in the UK on digital radio, tells the story of one of the unsung
heroes of the genocide in Rwanda, 20 years ago next month. Captain
Mbaye Diagne was an officer in the Senegalese Army who was working
with the UN's peacekeeping mission in a country in which well over
half a million people, mainly ethnic Tutsis, but also moderate
Hutus, were killed by blood-crazed Hutu militants.
In the midst of all this - and in defiance of his restrictive UN
brief not to intervene to rescue civilians - Captain Diagne saved
nearly 600 individuals by smuggling them, in groups ofthree or
four, under blankets in his car, past the roadblocks set up around
Kigali to manage the ghastly ethnic cleansing.
He did so at great personal risk. He began by rescuing the
children of the moderate Hutu Prime Minister, who had just been
murdered with his wife and ten Belgian paratrooper bodyguards. But
he continued throughout his tour of duty, rescuing anyone whom he
came across who was in distress.
His secret weapons were cheeriness and charm. He cracked jokes
with the wild men at the roadblocks, or bribed them with money,
cigarettes, or whisky, which he, although a Muslim, carried in his
vehicle specifically for that purpose.
But courage takes its toll. Only 12 days before he was due to
return home, the captain ranghis wife back in Senegal. His talk
seemed unusually preoccupied with death, she tells the
documentary-maker, the reporter Mark Doyle - who was personally
saved from execution by Captain Diagne. Not long afterwards, the
Captain died when a mortar struck his vehicle. "He was the bravest
of all," a fellow peacekeeper recalls - not least because he showed

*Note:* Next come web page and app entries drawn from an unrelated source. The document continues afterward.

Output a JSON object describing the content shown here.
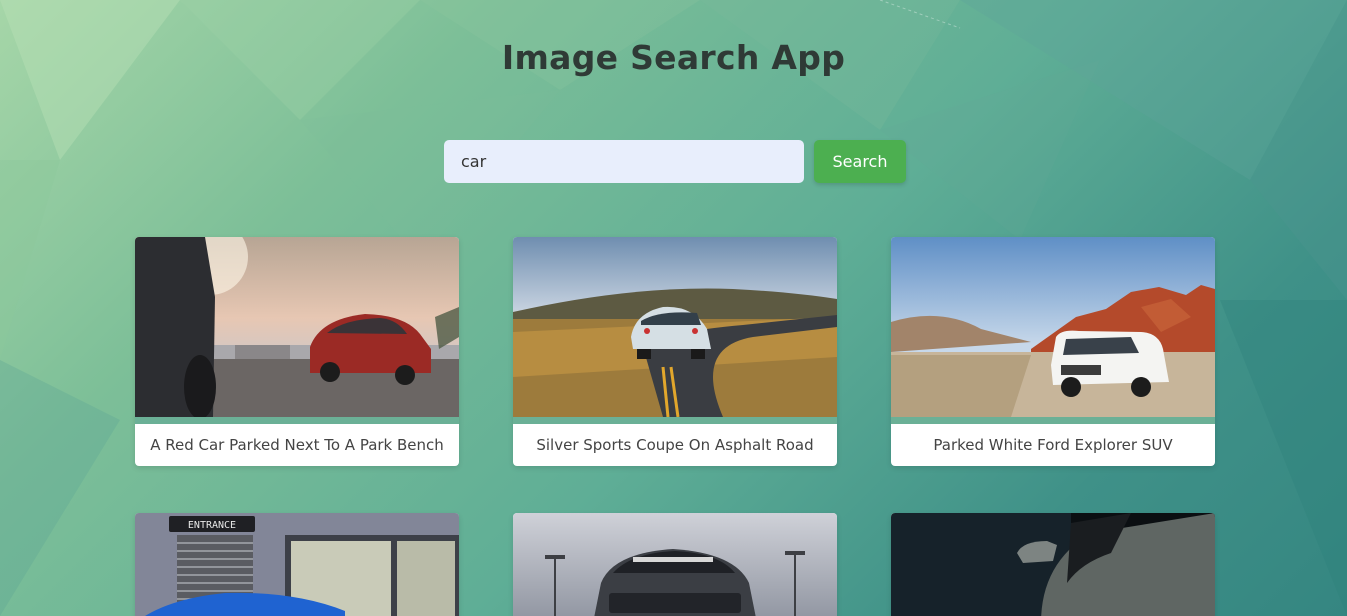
{
  "app": {
    "title": "Image Search App"
  },
  "search": {
    "value": "car",
    "button_label": "Search"
  },
  "results": [
    {
      "caption": "A Red Car Parked Next To A Park Bench",
      "icon": "red-sedan-image"
    },
    {
      "caption": "Silver Sports Coupe On Asphalt Road",
      "icon": "sports-coupe-image"
    },
    {
      "caption": "Parked White Ford Explorer SUV",
      "icon": "white-suv-image"
    },
    {
      "caption": "",
      "icon": "blue-car-entrance-image",
      "sign": "ENTRANCE"
    },
    {
      "caption": "",
      "icon": "black-mustang-image"
    },
    {
      "caption": "",
      "icon": "dark-car-closeup-image"
    }
  ],
  "colors": {
    "search_button": "#4caf50",
    "input_bg": "#e8eefc",
    "title": "#2f3a36"
  }
}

such bravery at a time when the rest of the world was demonstrating
Paul Vallely is Visiting Professor in Public Ethics and
Media at the University of Chester.